[[ Provided entries, beginning ]]

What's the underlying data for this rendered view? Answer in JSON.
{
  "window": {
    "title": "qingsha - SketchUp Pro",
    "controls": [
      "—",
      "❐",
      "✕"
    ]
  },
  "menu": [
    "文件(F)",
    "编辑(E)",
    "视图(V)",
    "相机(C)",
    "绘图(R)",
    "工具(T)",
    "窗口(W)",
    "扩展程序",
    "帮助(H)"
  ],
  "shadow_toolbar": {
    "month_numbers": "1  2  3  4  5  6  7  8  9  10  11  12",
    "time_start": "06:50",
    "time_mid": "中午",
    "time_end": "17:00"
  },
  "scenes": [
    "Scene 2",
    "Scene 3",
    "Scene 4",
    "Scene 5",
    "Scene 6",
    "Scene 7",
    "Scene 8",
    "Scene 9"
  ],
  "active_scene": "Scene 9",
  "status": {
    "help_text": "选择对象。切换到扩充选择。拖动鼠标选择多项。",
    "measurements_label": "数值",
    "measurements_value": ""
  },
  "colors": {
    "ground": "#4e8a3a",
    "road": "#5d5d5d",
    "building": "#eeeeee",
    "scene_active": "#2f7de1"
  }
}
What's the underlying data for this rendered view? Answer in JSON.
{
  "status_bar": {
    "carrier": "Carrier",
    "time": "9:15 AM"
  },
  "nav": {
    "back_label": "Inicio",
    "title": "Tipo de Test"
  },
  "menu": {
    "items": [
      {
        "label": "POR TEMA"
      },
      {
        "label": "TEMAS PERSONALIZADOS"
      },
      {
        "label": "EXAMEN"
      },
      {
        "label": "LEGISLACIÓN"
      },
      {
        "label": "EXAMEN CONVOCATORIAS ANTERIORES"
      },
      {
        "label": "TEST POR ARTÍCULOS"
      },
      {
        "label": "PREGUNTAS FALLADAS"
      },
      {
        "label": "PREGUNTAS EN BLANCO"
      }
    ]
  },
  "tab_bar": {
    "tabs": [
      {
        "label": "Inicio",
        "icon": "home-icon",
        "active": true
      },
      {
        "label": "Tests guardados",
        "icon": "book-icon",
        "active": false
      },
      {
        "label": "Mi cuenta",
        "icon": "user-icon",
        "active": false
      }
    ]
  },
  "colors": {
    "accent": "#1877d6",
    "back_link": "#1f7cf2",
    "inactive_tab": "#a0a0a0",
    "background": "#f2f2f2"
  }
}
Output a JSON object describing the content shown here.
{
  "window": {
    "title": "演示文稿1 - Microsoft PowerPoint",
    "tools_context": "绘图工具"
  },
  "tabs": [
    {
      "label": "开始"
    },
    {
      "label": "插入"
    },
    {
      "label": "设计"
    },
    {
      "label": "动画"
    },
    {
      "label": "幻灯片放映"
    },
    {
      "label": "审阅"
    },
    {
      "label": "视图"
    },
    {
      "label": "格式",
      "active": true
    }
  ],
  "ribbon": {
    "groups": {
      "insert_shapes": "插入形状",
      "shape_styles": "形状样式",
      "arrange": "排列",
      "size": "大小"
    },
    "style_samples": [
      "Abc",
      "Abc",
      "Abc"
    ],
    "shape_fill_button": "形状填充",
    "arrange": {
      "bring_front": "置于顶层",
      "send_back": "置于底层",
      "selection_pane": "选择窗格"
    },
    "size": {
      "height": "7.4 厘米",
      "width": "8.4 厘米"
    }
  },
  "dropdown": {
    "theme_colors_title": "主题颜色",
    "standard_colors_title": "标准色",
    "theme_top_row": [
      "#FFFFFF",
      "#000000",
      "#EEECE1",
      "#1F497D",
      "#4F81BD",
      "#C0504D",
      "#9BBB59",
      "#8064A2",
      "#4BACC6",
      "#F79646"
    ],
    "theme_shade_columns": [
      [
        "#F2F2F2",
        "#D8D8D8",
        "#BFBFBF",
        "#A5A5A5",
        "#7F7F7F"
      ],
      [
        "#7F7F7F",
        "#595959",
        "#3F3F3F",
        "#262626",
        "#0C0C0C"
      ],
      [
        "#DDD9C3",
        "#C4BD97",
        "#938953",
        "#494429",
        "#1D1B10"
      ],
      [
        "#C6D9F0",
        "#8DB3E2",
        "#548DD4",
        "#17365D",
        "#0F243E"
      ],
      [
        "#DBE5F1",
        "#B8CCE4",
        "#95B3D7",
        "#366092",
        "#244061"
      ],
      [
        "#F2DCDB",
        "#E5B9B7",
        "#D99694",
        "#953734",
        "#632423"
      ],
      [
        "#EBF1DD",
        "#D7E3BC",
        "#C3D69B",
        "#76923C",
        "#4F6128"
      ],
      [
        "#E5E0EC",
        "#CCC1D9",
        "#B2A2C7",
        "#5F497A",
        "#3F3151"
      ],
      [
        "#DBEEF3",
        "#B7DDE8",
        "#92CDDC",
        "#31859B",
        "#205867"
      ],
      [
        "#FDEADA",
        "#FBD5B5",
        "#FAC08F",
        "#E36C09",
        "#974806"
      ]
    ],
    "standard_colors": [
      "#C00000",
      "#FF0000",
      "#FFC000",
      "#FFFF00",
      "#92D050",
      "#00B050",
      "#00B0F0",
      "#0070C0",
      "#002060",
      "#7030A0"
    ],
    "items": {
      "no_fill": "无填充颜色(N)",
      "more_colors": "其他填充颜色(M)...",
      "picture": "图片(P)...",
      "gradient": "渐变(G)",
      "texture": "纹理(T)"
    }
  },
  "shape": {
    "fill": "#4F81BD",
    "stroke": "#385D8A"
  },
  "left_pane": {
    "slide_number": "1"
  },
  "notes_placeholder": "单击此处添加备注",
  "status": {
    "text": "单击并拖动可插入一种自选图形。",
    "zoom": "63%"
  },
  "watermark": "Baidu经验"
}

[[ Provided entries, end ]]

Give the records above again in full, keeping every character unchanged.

What's the underlying data for this rendered view? Answer in JSON.
{
  "window": {
    "title": "qingsha - SketchUp Pro",
    "controls": [
      "—",
      "❐",
      "✕"
    ]
  },
  "menu": [
    "文件(F)",
    "编辑(E)",
    "视图(V)",
    "相机(C)",
    "绘图(R)",
    "工具(T)",
    "窗口(W)",
    "扩展程序",
    "帮助(H)"
  ],
  "shadow_toolbar": {
    "month_numbers": "1  2  3  4  5  6  7  8  9  10  11  12",
    "time_start": "06:50",
    "time_mid": "中午",
    "time_end": "17:00"
  },
  "scenes": [
    "Scene 2",
    "Scene 3",
    "Scene 4",
    "Scene 5",
    "Scene 6",
    "Scene 7",
    "Scene 8",
    "Scene 9"
  ],
  "active_scene": "Scene 9",
  "status": {
    "help_text": "选择对象。切换到扩充选择。拖动鼠标选择多项。",
    "measurements_label": "数值",
    "measurements_value": ""
  },
  "colors": {
    "ground": "#4e8a3a",
    "road": "#5d5d5d",
    "building": "#eeeeee",
    "scene_active": "#2f7de1"
  }
}
What's the underlying data for this rendered view? Answer in JSON.
{
  "status_bar": {
    "carrier": "Carrier",
    "time": "9:15 AM"
  },
  "nav": {
    "back_label": "Inicio",
    "title": "Tipo de Test"
  },
  "menu": {
    "items": [
      {
        "label": "POR TEMA"
      },
      {
        "label": "TEMAS PERSONALIZADOS"
      },
      {
        "label": "EXAMEN"
      },
      {
        "label": "LEGISLACIÓN"
      },
      {
        "label": "EXAMEN CONVOCATORIAS ANTERIORES"
      },
      {
        "label": "TEST POR ARTÍCULOS"
      },
      {
        "label": "PREGUNTAS FALLADAS"
      },
      {
        "label": "PREGUNTAS EN BLANCO"
      }
    ]
  },
  "tab_bar": {
    "tabs": [
      {
        "label": "Inicio",
        "icon": "home-icon",
        "active": true
      },
      {
        "label": "Tests guardados",
        "icon": "book-icon",
        "active": false
      },
      {
        "label": "Mi cuenta",
        "icon": "user-icon",
        "active": false
      }
    ]
  },
  "colors": {
    "accent": "#1877d6",
    "back_link": "#1f7cf2",
    "inactive_tab": "#a0a0a0",
    "background": "#f2f2f2"
  }
}
Output a JSON object describing the content shown here.
{
  "window": {
    "title": "演示文稿1 - Microsoft PowerPoint",
    "tools_context": "绘图工具"
  },
  "tabs": [
    {
      "label": "开始"
    },
    {
      "label": "插入"
    },
    {
      "label": "设计"
    },
    {
      "label": "动画"
    },
    {
      "label": "幻灯片放映"
    },
    {
      "label": "审阅"
    },
    {
      "label": "视图"
    },
    {
      "label": "格式",
      "active": true
    }
  ],
  "ribbon": {
    "groups": {
      "insert_shapes": "插入形状",
      "shape_styles": "形状样式",
      "arrange": "排列",
      "size": "大小"
    },
    "style_samples": [
      "Abc",
      "Abc",
      "Abc"
    ],
    "shape_fill_button": "形状填充",
    "arrange": {
      "bring_front": "置于顶层",
      "send_back": "置于底层",
      "selection_pane": "选择窗格"
    },
    "size": {
      "height": "7.4 厘米",
      "width": "8.4 厘米"
    }
  },
  "dropdown": {
    "theme_colors_title": "主题颜色",
    "standard_colors_title": "标准色",
    "theme_top_row": [
      "#FFFFFF",
      "#000000",
      "#EEECE1",
      "#1F497D",
      "#4F81BD",
      "#C0504D",
      "#9BBB59",
      "#8064A2",
      "#4BACC6",
      "#F79646"
    ],
    "theme_shade_columns": [
      [
        "#F2F2F2",
        "#D8D8D8",
        "#BFBFBF",
        "#A5A5A5",
        "#7F7F7F"
      ],
      [
        "#7F7F7F",
        "#595959",
        "#3F3F3F",
        "#262626",
        "#0C0C0C"
      ],
      [
        "#DDD9C3",
        "#C4BD97",
        "#938953",
        "#494429",
        "#1D1B10"
      ],
      [
        "#C6D9F0",
        "#8DB3E2",
        "#548DD4",
        "#17365D",
        "#0F243E"
      ],
      [
        "#DBE5F1",
        "#B8CCE4",
        "#95B3D7",
        "#366092",
        "#244061"
      ],
      [
        "#F2DCDB",
        "#E5B9B7",
        "#D99694",
        "#953734",
        "#632423"
      ],
      [
        "#EBF1DD",
        "#D7E3BC",
        "#C3D69B",
        "#76923C",
        "#4F6128"
      ],
      [
        "#E5E0EC",
        "#CCC1D9",
        "#B2A2C7",
        "#5F497A",
        "#3F3151"
      ],
      [
        "#DBEEF3",
        "#B7DDE8",
        "#92CDDC",
        "#31859B",
        "#205867"
      ],
      [
        "#FDEADA",
        "#FBD5B5",
        "#FAC08F",
        "#E36C09",
        "#974806"
      ]
    ],
    "standard_colors": [
      "#C00000",
      "#FF0000",
      "#FFC000",
      "#FFFF00",
      "#92D050",
      "#00B050",
      "#00B0F0",
      "#0070C0",
      "#002060",
      "#7030A0"
    ],
    "items": {
      "no_fill": "无填充颜色(N)",
      "more_colors": "其他填充颜色(M)...",
      "picture": "图片(P)...",
      "gradient": "渐变(G)",
      "texture": "纹理(T)"
    }
  },
  "shape": {
    "fill": "#4F81BD",
    "stroke": "#385D8A"
  },
  "left_pane": {
    "slide_number": "1"
  },
  "notes_placeholder": "单击此处添加备注",
  "status": {
    "text": "单击并拖动可插入一种自选图形。",
    "zoom": "63%"
  },
  "watermark": "Baidu经验"
}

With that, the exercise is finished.